> Exercise aim:
Restate every line of the material, word for word.

> Recorded information:
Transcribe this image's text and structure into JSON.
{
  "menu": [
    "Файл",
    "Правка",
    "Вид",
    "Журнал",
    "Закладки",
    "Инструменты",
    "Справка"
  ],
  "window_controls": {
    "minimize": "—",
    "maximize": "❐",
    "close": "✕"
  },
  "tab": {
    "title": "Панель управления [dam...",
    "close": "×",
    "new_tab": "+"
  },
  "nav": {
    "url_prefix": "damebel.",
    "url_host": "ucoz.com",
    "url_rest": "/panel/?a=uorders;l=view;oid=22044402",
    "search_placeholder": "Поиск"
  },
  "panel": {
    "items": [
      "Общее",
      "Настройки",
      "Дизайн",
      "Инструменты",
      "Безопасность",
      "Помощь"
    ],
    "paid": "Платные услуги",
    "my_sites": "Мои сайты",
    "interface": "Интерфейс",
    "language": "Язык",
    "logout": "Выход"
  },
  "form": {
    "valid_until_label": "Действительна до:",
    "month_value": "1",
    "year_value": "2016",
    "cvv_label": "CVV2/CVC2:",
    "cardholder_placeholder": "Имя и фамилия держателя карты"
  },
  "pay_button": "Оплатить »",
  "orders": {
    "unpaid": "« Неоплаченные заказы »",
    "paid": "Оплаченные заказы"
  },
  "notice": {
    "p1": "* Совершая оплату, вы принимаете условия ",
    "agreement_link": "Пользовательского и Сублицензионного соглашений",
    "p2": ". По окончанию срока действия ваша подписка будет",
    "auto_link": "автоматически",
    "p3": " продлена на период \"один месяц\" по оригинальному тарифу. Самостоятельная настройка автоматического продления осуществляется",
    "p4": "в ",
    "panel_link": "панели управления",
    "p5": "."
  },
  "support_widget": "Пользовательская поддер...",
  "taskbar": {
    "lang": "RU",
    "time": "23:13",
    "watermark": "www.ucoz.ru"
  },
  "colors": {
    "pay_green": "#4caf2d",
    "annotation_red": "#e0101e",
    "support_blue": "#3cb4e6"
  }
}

> Reply to the task:
Transcribe this image's text and structure into JSON.
{
  "menu": [
    "Файл",
    "Правка",
    "Вид",
    "Журнал",
    "Закладки",
    "Инструменты",
    "Справка"
  ],
  "window_controls": {
    "minimize": "—",
    "maximize": "❐",
    "close": "✕"
  },
  "tab": {
    "title": "Панель управления [dam...",
    "close": "×",
    "new_tab": "+"
  },
  "nav": {
    "url_prefix": "damebel.",
    "url_host": "ucoz.com",
    "url_rest": "/panel/?a=uorders;l=view;oid=22044402",
    "search_placeholder": "Поиск"
  },
  "panel": {
    "items": [
      "Общее",
      "Настройки",
      "Дизайн",
      "Инструменты",
      "Безопасность",
      "Помощь"
    ],
    "paid": "Платные услуги",
    "my_sites": "Мои сайты",
    "interface": "Интерфейс",
    "language": "Язык",
    "logout": "Выход"
  },
  "form": {
    "valid_until_label": "Действительна до:",
    "month_value": "1",
    "year_value": "2016",
    "cvv_label": "CVV2/CVC2:",
    "cardholder_placeholder": "Имя и фамилия держателя карты"
  },
  "pay_button": "Оплатить »",
  "orders": {
    "unpaid": "« Неоплаченные заказы »",
    "paid": "Оплаченные заказы"
  },
  "notice": {
    "p1": "* Совершая оплату, вы принимаете условия ",
    "agreement_link": "Пользовательского и Сублицензионного соглашений",
    "p2": ". По окончанию срока действия ваша подписка будет",
    "auto_link": "автоматически",
    "p3": " продлена на период \"один месяц\" по оригинальному тарифу. Самостоятельная настройка автоматического продления осуществляется",
    "p4": "в ",
    "panel_link": "панели управления",
    "p5": "."
  },
  "support_widget": "Пользовательская поддер...",
  "taskbar": {
    "lang": "RU",
    "time": "23:13",
    "watermark": "www.ucoz.ru"
  },
  "colors": {
    "pay_green": "#4caf2d",
    "annotation_red": "#e0101e",
    "support_blue": "#3cb4e6"
  }
}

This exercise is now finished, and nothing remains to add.